EXERCISE OBJECTIVE: An exact copy of each line below is needed, with no images in it.

Data about app and page elements:
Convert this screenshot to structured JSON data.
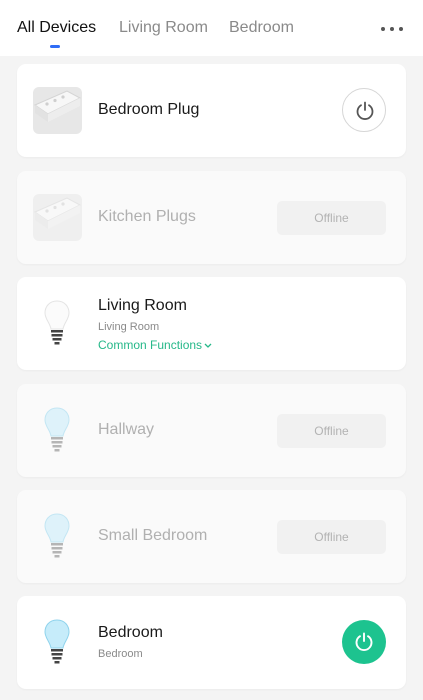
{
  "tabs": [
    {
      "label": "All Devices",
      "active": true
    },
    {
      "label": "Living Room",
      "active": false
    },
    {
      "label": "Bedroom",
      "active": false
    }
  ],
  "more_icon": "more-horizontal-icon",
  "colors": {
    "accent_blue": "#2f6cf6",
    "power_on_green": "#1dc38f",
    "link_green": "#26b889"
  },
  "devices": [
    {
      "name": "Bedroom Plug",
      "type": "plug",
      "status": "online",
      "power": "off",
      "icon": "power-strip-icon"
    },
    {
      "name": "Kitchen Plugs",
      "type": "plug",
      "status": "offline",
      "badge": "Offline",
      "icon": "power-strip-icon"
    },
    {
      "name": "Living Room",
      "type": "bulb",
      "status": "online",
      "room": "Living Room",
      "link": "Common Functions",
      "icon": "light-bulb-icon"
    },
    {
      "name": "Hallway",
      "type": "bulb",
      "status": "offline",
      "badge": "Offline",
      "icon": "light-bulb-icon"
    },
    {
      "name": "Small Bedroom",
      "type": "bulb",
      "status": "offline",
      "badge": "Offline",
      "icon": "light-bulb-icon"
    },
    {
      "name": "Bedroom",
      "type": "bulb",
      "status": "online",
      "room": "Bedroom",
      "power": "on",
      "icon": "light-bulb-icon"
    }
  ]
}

TASK ANSWER:
Convert this screenshot to structured JSON data.
{
  "tabs": [
    {
      "label": "All Devices",
      "active": true
    },
    {
      "label": "Living Room",
      "active": false
    },
    {
      "label": "Bedroom",
      "active": false
    }
  ],
  "more_icon": "more-horizontal-icon",
  "colors": {
    "accent_blue": "#2f6cf6",
    "power_on_green": "#1dc38f",
    "link_green": "#26b889"
  },
  "devices": [
    {
      "name": "Bedroom Plug",
      "type": "plug",
      "status": "online",
      "power": "off",
      "icon": "power-strip-icon"
    },
    {
      "name": "Kitchen Plugs",
      "type": "plug",
      "status": "offline",
      "badge": "Offline",
      "icon": "power-strip-icon"
    },
    {
      "name": "Living Room",
      "type": "bulb",
      "status": "online",
      "room": "Living Room",
      "link": "Common Functions",
      "icon": "light-bulb-icon"
    },
    {
      "name": "Hallway",
      "type": "bulb",
      "status": "offline",
      "badge": "Offline",
      "icon": "light-bulb-icon"
    },
    {
      "name": "Small Bedroom",
      "type": "bulb",
      "status": "offline",
      "badge": "Offline",
      "icon": "light-bulb-icon"
    },
    {
      "name": "Bedroom",
      "type": "bulb",
      "status": "online",
      "room": "Bedroom",
      "power": "on",
      "icon": "light-bulb-icon"
    }
  ]
}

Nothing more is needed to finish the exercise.